* **Supplied material**

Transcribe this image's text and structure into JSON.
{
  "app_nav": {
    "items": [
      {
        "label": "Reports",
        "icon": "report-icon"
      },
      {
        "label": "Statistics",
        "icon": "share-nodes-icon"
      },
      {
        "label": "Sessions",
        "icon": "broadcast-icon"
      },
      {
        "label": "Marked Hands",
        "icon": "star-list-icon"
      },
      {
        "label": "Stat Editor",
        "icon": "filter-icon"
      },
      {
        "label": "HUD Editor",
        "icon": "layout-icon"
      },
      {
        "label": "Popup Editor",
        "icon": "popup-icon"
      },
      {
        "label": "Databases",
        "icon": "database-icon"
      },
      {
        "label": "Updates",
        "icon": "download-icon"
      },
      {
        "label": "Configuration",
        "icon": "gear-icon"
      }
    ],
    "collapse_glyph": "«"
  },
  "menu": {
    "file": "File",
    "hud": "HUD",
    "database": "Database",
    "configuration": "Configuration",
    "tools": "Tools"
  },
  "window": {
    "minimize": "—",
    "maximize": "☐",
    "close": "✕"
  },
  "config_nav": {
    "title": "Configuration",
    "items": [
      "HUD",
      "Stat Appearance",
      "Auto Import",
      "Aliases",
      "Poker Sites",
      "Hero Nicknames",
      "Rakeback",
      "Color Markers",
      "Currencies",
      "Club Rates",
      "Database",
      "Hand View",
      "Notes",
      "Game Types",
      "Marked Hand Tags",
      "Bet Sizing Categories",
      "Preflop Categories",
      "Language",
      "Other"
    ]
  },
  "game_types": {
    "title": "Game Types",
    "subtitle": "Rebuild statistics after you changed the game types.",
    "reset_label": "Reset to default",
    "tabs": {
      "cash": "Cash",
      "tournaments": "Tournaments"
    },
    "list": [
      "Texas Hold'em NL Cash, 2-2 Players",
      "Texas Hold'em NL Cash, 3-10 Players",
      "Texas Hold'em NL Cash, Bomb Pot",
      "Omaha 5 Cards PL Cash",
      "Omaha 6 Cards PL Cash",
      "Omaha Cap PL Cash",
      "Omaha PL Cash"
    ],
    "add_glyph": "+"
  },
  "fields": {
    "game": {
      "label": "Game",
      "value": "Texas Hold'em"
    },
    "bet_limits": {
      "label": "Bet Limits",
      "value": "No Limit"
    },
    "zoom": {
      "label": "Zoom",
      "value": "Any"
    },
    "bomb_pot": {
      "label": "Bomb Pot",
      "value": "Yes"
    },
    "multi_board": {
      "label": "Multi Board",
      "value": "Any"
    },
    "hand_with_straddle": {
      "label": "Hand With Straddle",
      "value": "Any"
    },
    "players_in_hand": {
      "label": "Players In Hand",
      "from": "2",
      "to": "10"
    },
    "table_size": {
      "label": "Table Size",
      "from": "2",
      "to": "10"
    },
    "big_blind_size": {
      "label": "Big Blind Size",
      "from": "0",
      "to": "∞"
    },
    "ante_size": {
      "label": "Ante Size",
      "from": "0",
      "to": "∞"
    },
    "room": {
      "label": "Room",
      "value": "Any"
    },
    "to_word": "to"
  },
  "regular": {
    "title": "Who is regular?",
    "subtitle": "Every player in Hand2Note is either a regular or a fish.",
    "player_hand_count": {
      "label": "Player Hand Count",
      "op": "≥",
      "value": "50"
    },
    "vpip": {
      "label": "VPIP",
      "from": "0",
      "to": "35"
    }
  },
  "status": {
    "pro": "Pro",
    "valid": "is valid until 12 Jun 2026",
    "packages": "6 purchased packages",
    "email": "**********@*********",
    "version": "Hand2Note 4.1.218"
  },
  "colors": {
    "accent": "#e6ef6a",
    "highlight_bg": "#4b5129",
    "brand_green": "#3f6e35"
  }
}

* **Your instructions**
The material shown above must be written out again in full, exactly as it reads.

* **Solution**
Transcribe this image's text and structure into JSON.
{
  "app_nav": {
    "items": [
      {
        "label": "Reports",
        "icon": "report-icon"
      },
      {
        "label": "Statistics",
        "icon": "share-nodes-icon"
      },
      {
        "label": "Sessions",
        "icon": "broadcast-icon"
      },
      {
        "label": "Marked Hands",
        "icon": "star-list-icon"
      },
      {
        "label": "Stat Editor",
        "icon": "filter-icon"
      },
      {
        "label": "HUD Editor",
        "icon": "layout-icon"
      },
      {
        "label": "Popup Editor",
        "icon": "popup-icon"
      },
      {
        "label": "Databases",
        "icon": "database-icon"
      },
      {
        "label": "Updates",
        "icon": "download-icon"
      },
      {
        "label": "Configuration",
        "icon": "gear-icon"
      }
    ],
    "collapse_glyph": "«"
  },
  "menu": {
    "file": "File",
    "hud": "HUD",
    "database": "Database",
    "configuration": "Configuration",
    "tools": "Tools"
  },
  "window": {
    "minimize": "—",
    "maximize": "☐",
    "close": "✕"
  },
  "config_nav": {
    "title": "Configuration",
    "items": [
      "HUD",
      "Stat Appearance",
      "Auto Import",
      "Aliases",
      "Poker Sites",
      "Hero Nicknames",
      "Rakeback",
      "Color Markers",
      "Currencies",
      "Club Rates",
      "Database",
      "Hand View",
      "Notes",
      "Game Types",
      "Marked Hand Tags",
      "Bet Sizing Categories",
      "Preflop Categories",
      "Language",
      "Other"
    ]
  },
  "game_types": {
    "title": "Game Types",
    "subtitle": "Rebuild statistics after you changed the game types.",
    "reset_label": "Reset to default",
    "tabs": {
      "cash": "Cash",
      "tournaments": "Tournaments"
    },
    "list": [
      "Texas Hold'em NL Cash, 2-2 Players",
      "Texas Hold'em NL Cash, 3-10 Players",
      "Texas Hold'em NL Cash, Bomb Pot",
      "Omaha 5 Cards PL Cash",
      "Omaha 6 Cards PL Cash",
      "Omaha Cap PL Cash",
      "Omaha PL Cash"
    ],
    "add_glyph": "+"
  },
  "fields": {
    "game": {
      "label": "Game",
      "value": "Texas Hold'em"
    },
    "bet_limits": {
      "label": "Bet Limits",
      "value": "No Limit"
    },
    "zoom": {
      "label": "Zoom",
      "value": "Any"
    },
    "bomb_pot": {
      "label": "Bomb Pot",
      "value": "Yes"
    },
    "multi_board": {
      "label": "Multi Board",
      "value": "Any"
    },
    "hand_with_straddle": {
      "label": "Hand With Straddle",
      "value": "Any"
    },
    "players_in_hand": {
      "label": "Players In Hand",
      "from": "2",
      "to": "10"
    },
    "table_size": {
      "label": "Table Size",
      "from": "2",
      "to": "10"
    },
    "big_blind_size": {
      "label": "Big Blind Size",
      "from": "0",
      "to": "∞"
    },
    "ante_size": {
      "label": "Ante Size",
      "from": "0",
      "to": "∞"
    },
    "room": {
      "label": "Room",
      "value": "Any"
    },
    "to_word": "to"
  },
  "regular": {
    "title": "Who is regular?",
    "subtitle": "Every player in Hand2Note is either a regular or a fish.",
    "player_hand_count": {
      "label": "Player Hand Count",
      "op": "≥",
      "value": "50"
    },
    "vpip": {
      "label": "VPIP",
      "from": "0",
      "to": "35"
    }
  },
  "status": {
    "pro": "Pro",
    "valid": "is valid until 12 Jun 2026",
    "packages": "6 purchased packages",
    "email": "**********@*********",
    "version": "Hand2Note 4.1.218"
  },
  "colors": {
    "accent": "#e6ef6a",
    "highlight_bg": "#4b5129",
    "brand_green": "#3f6e35"
  }
}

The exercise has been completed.